reviewed by MARIA NOCKIN
Gaetano Donizetti's opera Maria Stuarda is loosely based on the last years of the life of Mary, Queen of Scots, who lived from 1542 to 1587. William Shakespeare was twenty years old when the Scottish queen was executed, but the subject of her reign was much too controversial to grace the stage in his time. Even in the nineteenth century, it was either heavily censored or shut down by city officials.
A scene from San Diego Opera's 'Mary, Queen of Scots' ('Maria Stuarda'). Photo © 2008 Ken Howard
Mary was born in West Lothian, Scotland, to King James V of Scotland and his French-born wife, Mary of Guise. Unfortunately, James died before the baby was one week old, so eventually the young child went to live in France. Mary became queen of Scotland while still a baby and was betrothed to the dauphin of France as a small child. The dauphin became King François II when he was sixteen years old. He and Mary, who was then seventeen, had been married shortly before. They loved each other and their union might have changed history down to the present day, if the king had not died within a year.
Angela Gilbert as Mary Stuart and Reinhard Hagen as Talbot. Photo © 2008 Ken Howard
Although as a widow, Mary was no longer queen of France, she was still queen of Scotland. She returned there to the dismay of English Queen Elizabeth I who rightly considered her a threat to her throne. As the daughter of the second marriage of Henry VIII, many considered Elizabeth to have been born out of wedlock according to the regulations of the Catholic Church.
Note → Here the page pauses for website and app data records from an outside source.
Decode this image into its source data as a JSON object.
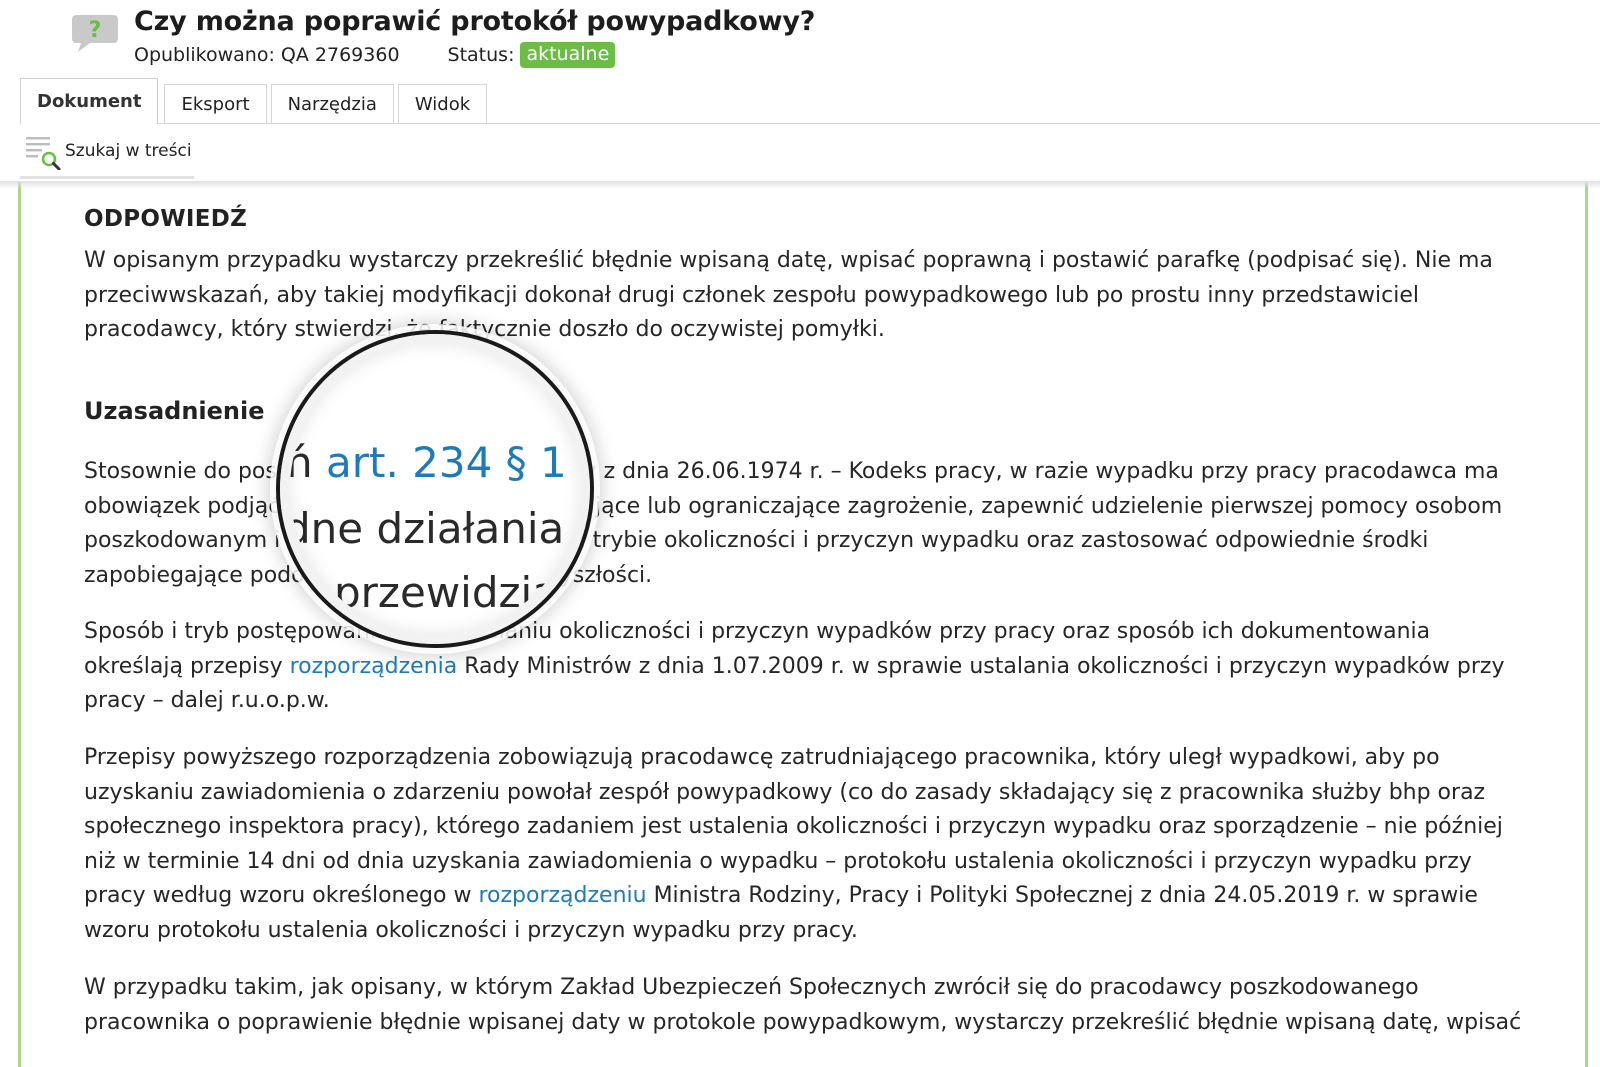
{
  "header": {
    "title": "Czy można poprawić protokół powypadkowy?",
    "published": "Opublikowano: QA 2769360",
    "status_label": "Status:",
    "status_value": "aktualne",
    "status_color": "#6cbd45",
    "icon": "question-bubble-icon"
  },
  "tabs": [
    {
      "label": "Dokument",
      "active": true
    },
    {
      "label": "Eksport",
      "active": false
    },
    {
      "label": "Narzędzia",
      "active": false
    },
    {
      "label": "Widok",
      "active": false
    }
  ],
  "toolbar": {
    "search_label": "Szukaj w treści",
    "search_icon": "search-in-text-icon"
  },
  "document": {
    "answer_heading": "ODPOWIEDŹ",
    "answer_text": "W opisanym przypadku wystarczy przekreślić błędnie wpisaną datę, wpisać poprawną i postawić parafkę (podpisać się). Nie ma przeciwwskazań, aby takiej modyfikacji dokonał drugi członek zespołu powypadkowego lub po prostu inny przedstawiciel pracodawcy, który stwierdzi, że faktycznie doszło do oczywistej pomyłki.",
    "justification_heading": "Uzasadnienie",
    "p1": "Stosownie do postanowień art. 234 § 1 ustawy z dnia 26.06.1974 r. – Kodeks pracy, w razie wypadku przy pracy pracodawca ma obowiązek podjąć niezbędne działania eliminujące lub ograniczające zagrożenie, zapewnić udzielenie pierwszej pomocy osobom poszkodowanym i ustalenie w przewidzianym trybie okoliczności i przyczyn wypadku oraz zastosować odpowiednie środki zapobiegające podobnym wypadkom w przyszłości.",
    "p2_before": "Sposób i tryb postępowania przy ustalaniu okoliczności i przyczyn wypadków przy pracy oraz sposób ich dokumentowania określają przepisy ",
    "p2_link": "rozporządzenia",
    "p2_after": " Rady Ministrów z dnia 1.07.2009 r. w sprawie ustalania okoliczności i przyczyn wypadków przy pracy – dalej r.u.o.p.w.",
    "p3_before": "Przepisy powyższego rozporządzenia zobowiązują pracodawcę zatrudniającego pracownika, który uległ wypadkowi, aby po uzyskaniu zawiadomienia o zdarzeniu powołał zespół powypadkowy (co do zasady składający się z pracownika służby bhp oraz społecznego inspektora pracy), którego zadaniem jest ustalenia okoliczności i przyczyn wypadku oraz sporządzenie – nie później niż w terminie 14 dni od dnia uzyskania zawiadomienia o wypadku – protokołu ustalenia okoliczności i przyczyn wypadku przy pracy według wzoru określonego w ",
    "p3_link": "rozporządzeniu",
    "p3_after": " Ministra Rodziny, Pracy i Polityki Społecznej z dnia 24.05.2019 r. w sprawie wzoru protokołu ustalenia okoliczności i przyczyn wypadku przy pracy.",
    "p4": "W przypadku takim, jak opisany, w którym Zakład Ubezpieczeń Społecznych zwrócił się do pracodawcy poszkodowanego pracownika o poprawienie błędnie wpisanej daty w protokole powypadkowym, wystarczy przekreślić błędnie wpisaną datę, wpisać",
    "link_color": "#1f7ab8"
  },
  "magnifier": {
    "line1_prefix": "ń ",
    "line1_link": "art. 234 § 1",
    "line1_suffix": " u",
    "line2": "dne działania e",
    "line3": "przewidzia"
  }
}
Thus, Mary and her supporters thought Elizabeth had no right to the throne of England.
Copyright © 10 March 2008
Maria Nockin, Arizona USA